A study done by Asa Ernersson and team of researchers from Linkoping University Sweden found that those who engaged in a four-week period of excessive food consumption (to increase energy intake by an average of 70%) and decreased exercise, showed an increase weight and fat mass more than two years later (even after the initial weight is lost) when compared to those who ate and exercised as normal. Those who increased energy intake while decreasing their exercise gained an average of 6.4kg (or 14.1 pounds) in body weight, where most of it was lost 6 months later, but showed an increased fat mass one year later and even greater 2.5 years later compared to baseline! Therefore concluding, after a short period of large food consumption and minimal exercise, there is an extended effect on fat mass, and there is a change in a person’s physiology that can cause it to be harder to lose and keep weight off!
Do you enjoy drinking sugar-sweetened beverages such as soft drinks, fruit drinks, sports drinks, energy/vitamin waters, sweetened iced tea, punch, or lemonade? If so, then you may change your habits after hearing these results found in a study published in 2010 by Vasanti S. Malik with the Harvard School of Public Health and colleagues. They concluded that higher consumption of sugar-sweetened beverages is associated with development of weight gain, type 2 diabetes, and metabolic syndrome! The risks for developing type 2 diabetes was 26% higher and the risk for developing metabolic syndrome was 20% higher in those with intake of 1-2 servings a day of sugar-sweetened beverages compared to those with intake of none or less than 1 serving a month of sugar-sweetened beverages. Due to the high levels of rapidly absorbable carbohydrates from added sugars and the large volumes consumed, drinking these beverages may lead to weight gain due to their high added sugar content and low satiety possibility, type 2 diabetes due to increasing blood glucose and insulin concentrations, and metabolic syndrome due to alterating taste preferences and diet quality from routine intake of highly sweetened beverages. Therefore, change your beverage choice to water!
Do you have Diabetes and are taking multiple medications to treat this disease?

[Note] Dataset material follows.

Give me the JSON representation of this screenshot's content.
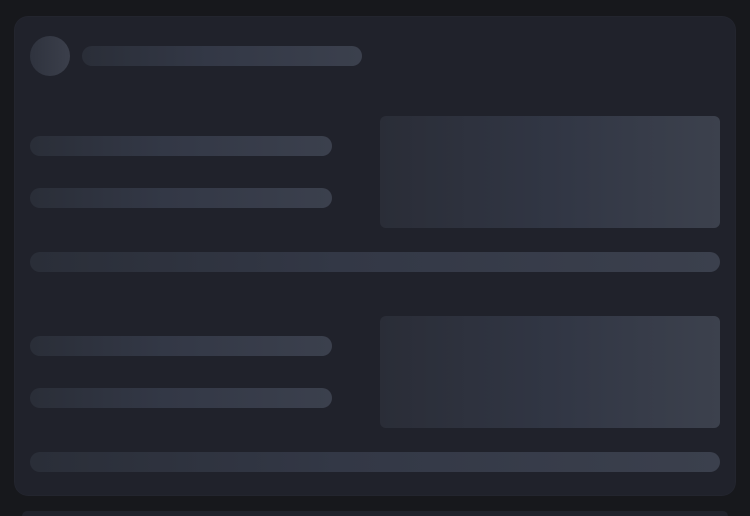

Have you had or are you interested in having bariatric surgery? If so, then you will love these results found by a study done in 2002-2005 by Dr. Martin A. Makary and team from John Hopkins Bloomberg School of Public Health and The John Hopkins University School of Medicine. Approximately 75% of patients discontinued the use of their diabetes medications completely 6 months after bariatric surgery, approximately 81% of those same patients discontinued their medications after one year, and approximately 85% of those same patients discontinued their medications two years after undergoing bariatric surgery, all regardless of the class of diabetes medications they were prescribed! Furthermore, healthcare costs dropped by roughly 34% in year two after bariatric surgery, and roughly 71% in year three after bariatric surgery. In conclusion, scientists believe healthcare insurers should pay for bariatric surgery for appropriate candidates as it serves as both a benefit to health and a potential annual cost savings!